The goals of pharmacotherapy in cases of splenomegaly are to reduce mortality and prevent complications. In the absence of a functional spleen, patients have a defect in bacterial clearance due to impaired opsonization. In particular, these patients are at risk for overwhelming postsplenectomy infection (OPSI) due to infection with encapsulated organisms such as Haemophilus influenzae, Neisseria meningitidis, and Streptococcus pneumoniae. [36]  Appropriate vaccination is indicated. [37]

Patients with clinical evidence of OPSI require empirical antibiotics. Please see separate guidelines for treatment of infections in the splenectomized patient. [38, 39]


Vaccines, Inactivated, Bacterial

Class Summary

Patients should ideally undergo the following prophylactic vaccinations against encapsulated organisms prior to splenectomy.

Vaccines should be administered at least 14 days prior to scheduled splenectomy. If indicated, multiple vaccines can be given during the same visit at different anatomic sites usually. If it is not possible to vaccinate patients preoperatively, immunizations can be given after the 14th postoperative day. Vaccinations should be delayed for at least 3 months in patients undergoing immunosuppressive chemotherapy or radiotherapy.
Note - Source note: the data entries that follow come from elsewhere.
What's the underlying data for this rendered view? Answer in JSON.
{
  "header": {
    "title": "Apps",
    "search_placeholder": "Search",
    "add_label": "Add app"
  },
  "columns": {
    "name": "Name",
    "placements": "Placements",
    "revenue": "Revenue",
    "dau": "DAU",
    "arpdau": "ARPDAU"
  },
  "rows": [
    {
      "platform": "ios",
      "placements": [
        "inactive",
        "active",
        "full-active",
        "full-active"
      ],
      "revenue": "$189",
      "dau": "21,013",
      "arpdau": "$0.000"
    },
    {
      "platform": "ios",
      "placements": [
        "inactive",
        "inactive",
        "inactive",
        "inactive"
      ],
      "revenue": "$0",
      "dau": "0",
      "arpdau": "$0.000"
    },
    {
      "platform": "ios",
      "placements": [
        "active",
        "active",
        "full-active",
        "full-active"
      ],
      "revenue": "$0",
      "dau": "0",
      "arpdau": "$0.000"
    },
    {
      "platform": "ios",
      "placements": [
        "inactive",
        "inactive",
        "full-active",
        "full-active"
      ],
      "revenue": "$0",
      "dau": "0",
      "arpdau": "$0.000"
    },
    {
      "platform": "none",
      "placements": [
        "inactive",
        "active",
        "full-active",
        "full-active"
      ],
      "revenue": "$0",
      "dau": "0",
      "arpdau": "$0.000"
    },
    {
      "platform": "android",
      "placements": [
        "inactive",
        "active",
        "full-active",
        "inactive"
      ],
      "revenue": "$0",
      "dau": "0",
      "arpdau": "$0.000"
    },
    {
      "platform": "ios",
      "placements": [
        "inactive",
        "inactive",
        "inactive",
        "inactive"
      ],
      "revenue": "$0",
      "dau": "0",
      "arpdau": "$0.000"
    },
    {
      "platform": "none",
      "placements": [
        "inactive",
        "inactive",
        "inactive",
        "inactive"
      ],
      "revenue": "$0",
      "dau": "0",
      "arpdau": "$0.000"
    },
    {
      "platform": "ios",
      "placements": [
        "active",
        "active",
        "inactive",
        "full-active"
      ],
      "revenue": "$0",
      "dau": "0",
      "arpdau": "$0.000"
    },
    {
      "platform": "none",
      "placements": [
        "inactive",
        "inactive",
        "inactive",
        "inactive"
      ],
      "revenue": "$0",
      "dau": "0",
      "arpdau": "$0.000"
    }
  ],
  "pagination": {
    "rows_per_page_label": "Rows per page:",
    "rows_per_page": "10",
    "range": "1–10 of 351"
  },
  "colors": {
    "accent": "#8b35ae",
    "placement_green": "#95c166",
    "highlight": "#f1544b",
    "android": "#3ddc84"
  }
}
Pneumococcal vaccine (Pneumovax 23)

This vaccine contains capsular polysaccharides of 23 pneumococcal types that together account for 98% of pneumococcal disease isolates.

Meningitis group A C Y and W-135 vaccine (Menomune-A/C/Y/W-135)
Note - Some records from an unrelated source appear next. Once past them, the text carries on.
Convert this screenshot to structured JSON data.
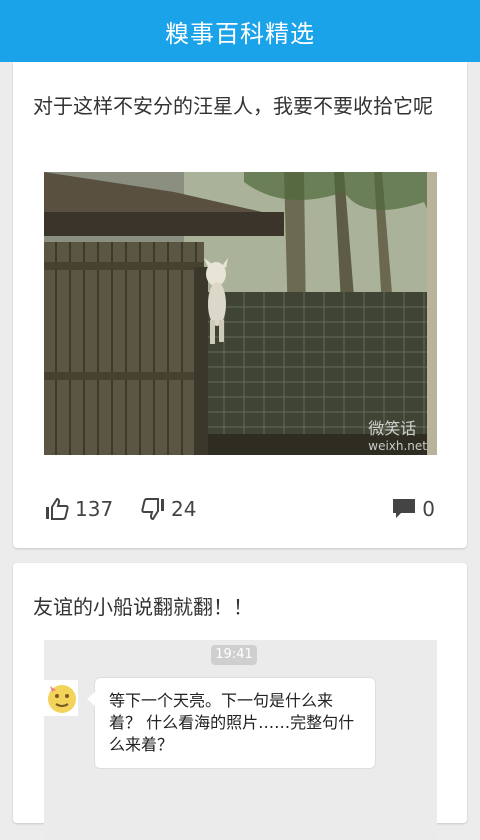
{
  "app": {
    "title": "糗事百科精选",
    "accent": "#1aa3e8"
  },
  "posts": [
    {
      "text": "对于这样不安分的汪星人，我要不要收拾它呢",
      "image": {
        "watermark": "微笑话",
        "watermark_url": "weixh.net"
      },
      "likes": "137",
      "dislikes": "24",
      "comments": "0"
    },
    {
      "text": "友谊的小船说翻就翻！！",
      "chat": {
        "time": "19:41",
        "message": "等下一个天亮。下一句是什么来着？ 什么看海的照片……完整句什么来着？"
      }
    }
  ],
  "icons": {
    "like": "thumbs-up-icon",
    "dislike": "thumbs-down-icon",
    "comment": "comment-bubble-icon"
  }
}
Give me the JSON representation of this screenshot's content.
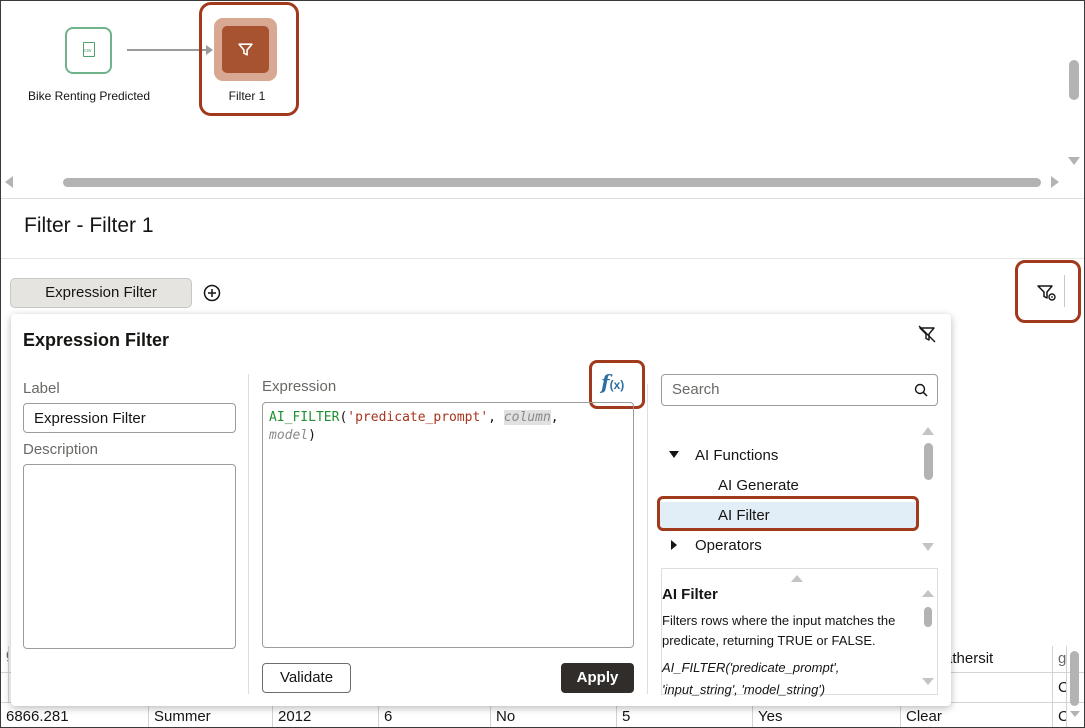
{
  "canvas": {
    "source_node": {
      "label": "Bike Renting Predicted",
      "icon": "csv-file-icon"
    },
    "filter_node": {
      "label": "Filter 1",
      "icon": "filter-icon"
    }
  },
  "step": {
    "title": "Filter - Filter 1",
    "tab_label": "Expression Filter",
    "add_icon": "plus-circle-icon",
    "settings_icon": "filter-settings-icon"
  },
  "popup": {
    "title": "Expression Filter",
    "close_icon": "clear-filter-icon",
    "label_caption": "Label",
    "label_value": "Expression Filter",
    "description_caption": "Description",
    "description_value": "",
    "expression_caption": "Expression",
    "fx_label": "f",
    "fx_sub": "(x)",
    "expression": {
      "fn": "AI_FILTER",
      "open": "(",
      "arg1": "'predicate_prompt'",
      "sep1": ", ",
      "arg2": "column",
      "sep2": ",",
      "arg3": "model",
      "close": ")"
    },
    "validate_label": "Validate",
    "apply_label": "Apply",
    "search_placeholder": "Search",
    "tree": {
      "group1": "AI Functions",
      "items": [
        "AI Generate",
        "AI Filter"
      ],
      "group2": "Operators"
    },
    "help": {
      "title": "AI Filter",
      "description": "Filters rows where the input matches the predicate, returning TRUE or FALSE.",
      "signature_line1": "AI_FILTER('predicate_prompt',",
      "signature_line2": "'input_string', 'model_string')"
    }
  },
  "table": {
    "header_partial": [
      "g",
      "athersit",
      "g"
    ],
    "row1": [
      "",
      "",
      "",
      "",
      "",
      "",
      "",
      "",
      "C"
    ],
    "row2": [
      "6866.281",
      "Summer",
      "2012",
      "6",
      "No",
      "5",
      "Yes",
      "Clear",
      "C"
    ]
  },
  "colors": {
    "highlight": "#a1391c",
    "filter_node": "#a8532f",
    "source_node_border": "#6fb38a",
    "apply_bg": "#312d2a",
    "selected_row": "#e2eef7"
  }
}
This vaccine contains capsular polysaccharide antigens (groups A, C, Y, and W-135) of Neisseria meningitidis. It may be used to prevent and control outbreaks of serogroup C meningococcal disease, according to guidelines from the US Centers for Disease Control and Prevention (CDC).

 The quadrivalent meningococcal polysaccharide vaccine (Menomune, MPSV4) has been approved by the US Food and Drug Administration for individuals  over 56 years of age; however, this vaccine was discontinued in 2017. A quadrivalent meningococcal conjugate vaccine (Menactra or Menveo) is preferred by the United States Advisory Committee on Immunization Practices (ACIP) for individuals in this age group who are expected to require revaccination .
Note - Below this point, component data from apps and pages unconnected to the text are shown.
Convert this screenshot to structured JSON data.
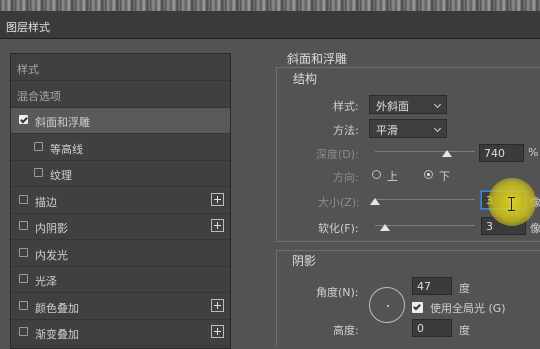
{
  "window": {
    "title": "图层样式"
  },
  "styles_list": [
    {
      "label": "样式",
      "type": "heading"
    },
    {
      "label": "混合选项",
      "type": "heading"
    },
    {
      "label": "斜面和浮雕",
      "checked": true,
      "selected": true,
      "indent": false,
      "plus": false
    },
    {
      "label": "等高线",
      "checked": false,
      "indent": true,
      "plus": false
    },
    {
      "label": "纹理",
      "checked": false,
      "indent": true,
      "plus": false
    },
    {
      "label": "描边",
      "checked": false,
      "indent": false,
      "plus": true
    },
    {
      "label": "内阴影",
      "checked": false,
      "indent": false,
      "plus": true
    },
    {
      "label": "内发光",
      "checked": false,
      "indent": false,
      "plus": false
    },
    {
      "label": "光泽",
      "checked": false,
      "indent": false,
      "plus": false
    },
    {
      "label": "颜色叠加",
      "checked": false,
      "indent": false,
      "plus": true
    },
    {
      "label": "渐变叠加",
      "checked": false,
      "indent": false,
      "plus": true
    }
  ],
  "bevel": {
    "section_title": "斜面和浮雕",
    "structure_title": "结构",
    "style": {
      "label": "样式:",
      "value": "外斜面"
    },
    "technique": {
      "label": "方法:",
      "value": "平滑"
    },
    "depth": {
      "label": "深度(D):",
      "value": "740",
      "unit": "%",
      "level": 0.72
    },
    "direction": {
      "label": "方向:",
      "up": "上",
      "down": "下",
      "selected": "下"
    },
    "size": {
      "label": "大小(Z):",
      "value": "3",
      "unit": "像",
      "level": 0.0
    },
    "soften": {
      "label": "软化(F):",
      "value": "3",
      "unit": "像",
      "level": 0.1
    }
  },
  "shading": {
    "title": "阴影",
    "angle": {
      "label": "角度(N):",
      "value": "47",
      "unit": "度"
    },
    "global_light": {
      "label": "使用全局光 (G)",
      "checked": true
    },
    "altitude": {
      "label": "高度:",
      "value": "0",
      "unit": "度"
    }
  }
}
Meningococcal serogroup B vaccine is also recommended.

Haemophilus influenza type b conjugate vaccine (ActHIB, Hiberix, PedvaxHIB)

This vaccine is also used for the routine immunization of children against invasive diseases caused by Haemophilus influenzae type B. 


Antibiotics, Other

Class Summary

The diagnostic workup should never delay the use of empiric therapy. Empiric antimicrobial therapy must be comprehensive and should cover all likely pathogens in the context of the clinical setting.


Ceftriaxone (Rocephin)

Ceftriaxone (adult dose of 2 g IV q12-24h; pediatric dose of 50 mg/kg IV q12h) is a third-generation cephalosporin with broad-spectrum gram-negative activity; it has lower efficacy against gram-positive organisms and higher efficacy against resistant organisms. Ceftriaxone arrests bacterial growth by binding to 1 or more penicillin-binding proteins.